═══ Dataset excerpts ═══

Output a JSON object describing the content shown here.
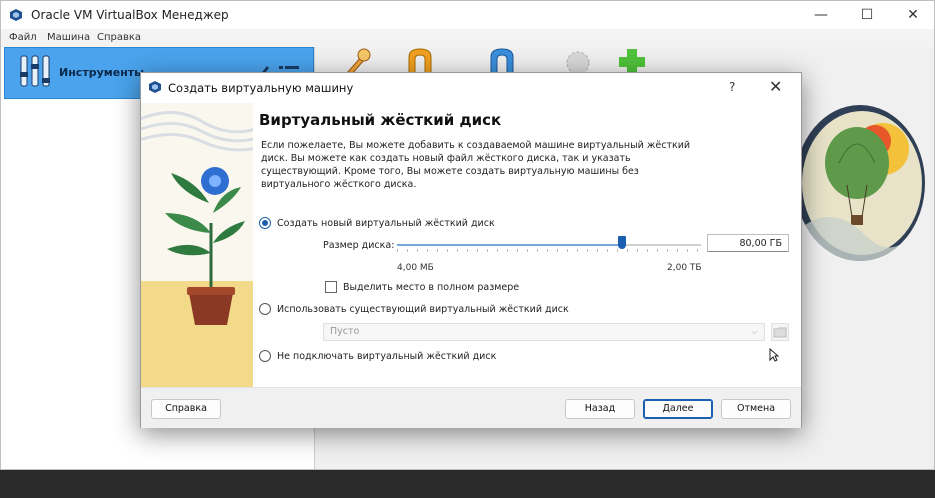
{
  "window": {
    "title": "Oracle VM VirtualBox Менеджер",
    "minimize": "—",
    "maximize": "☐",
    "close": "✕"
  },
  "menubar": {
    "items": [
      "Файл",
      "Машина",
      "Справка"
    ]
  },
  "sidebar": {
    "tools_label": "Инструменты"
  },
  "dialog": {
    "title": "Создать виртуальную машину",
    "help_glyph": "?",
    "close_glyph": "✕",
    "page_title": "Виртуальный жёсткий диск",
    "description": "Если пожелаете, Вы можете добавить к создаваемой машине виртуальный жёсткий диск. Вы можете как создать новый файл жёсткого диска, так и указать существующий. Кроме того, Вы можете создать виртуальную машины без виртуального жёсткого диска.",
    "options": {
      "create_new": "Создать новый виртуальный жёсткий диск",
      "use_existing": "Использовать существующий виртуальный жёсткий диск",
      "no_disk": "Не подключать виртуальный жёсткий диск"
    },
    "selected_option": "create_new",
    "disk_size": {
      "label": "Размер диска:",
      "value": "80,00 ГБ",
      "min_label": "4,00 МБ",
      "max_label": "2,00 ТБ",
      "slider_fraction": 0.74
    },
    "preallocate": {
      "label": "Выделить место в полном размере",
      "checked": false
    },
    "existing_disk": {
      "value": "Пусто",
      "arrow": "⌵"
    },
    "buttons": {
      "help": "Справка",
      "back": "Назад",
      "next": "Далее",
      "cancel": "Отмена"
    }
  },
  "colors": {
    "accent": "#1b5fb0",
    "tools_highlight": "#4aa3ec",
    "illustration_sand": "#f3d98a"
  }
}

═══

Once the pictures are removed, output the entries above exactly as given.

■ Reply ■
Output a JSON object describing the content shown here.
{
  "window": {
    "title": "Oracle VM VirtualBox Менеджер",
    "minimize": "—",
    "maximize": "☐",
    "close": "✕"
  },
  "menubar": {
    "items": [
      "Файл",
      "Машина",
      "Справка"
    ]
  },
  "sidebar": {
    "tools_label": "Инструменты"
  },
  "dialog": {
    "title": "Создать виртуальную машину",
    "help_glyph": "?",
    "close_glyph": "✕",
    "page_title": "Виртуальный жёсткий диск",
    "description": "Если пожелаете, Вы можете добавить к создаваемой машине виртуальный жёсткий диск. Вы можете как создать новый файл жёсткого диска, так и указать существующий. Кроме того, Вы можете создать виртуальную машины без виртуального жёсткого диска.",
    "options": {
      "create_new": "Создать новый виртуальный жёсткий диск",
      "use_existing": "Использовать существующий виртуальный жёсткий диск",
      "no_disk": "Не подключать виртуальный жёсткий диск"
    },
    "selected_option": "create_new",
    "disk_size": {
      "label": "Размер диска:",
      "value": "80,00 ГБ",
      "min_label": "4,00 МБ",
      "max_label": "2,00 ТБ",
      "slider_fraction": 0.74
    },
    "preallocate": {
      "label": "Выделить место в полном размере",
      "checked": false
    },
    "existing_disk": {
      "value": "Пусто",
      "arrow": "⌵"
    },
    "buttons": {
      "help": "Справка",
      "back": "Назад",
      "next": "Далее",
      "cancel": "Отмена"
    }
  },
  "colors": {
    "accent": "#1b5fb0",
    "tools_highlight": "#4aa3ec",
    "illustration_sand": "#f3d98a"
  }
}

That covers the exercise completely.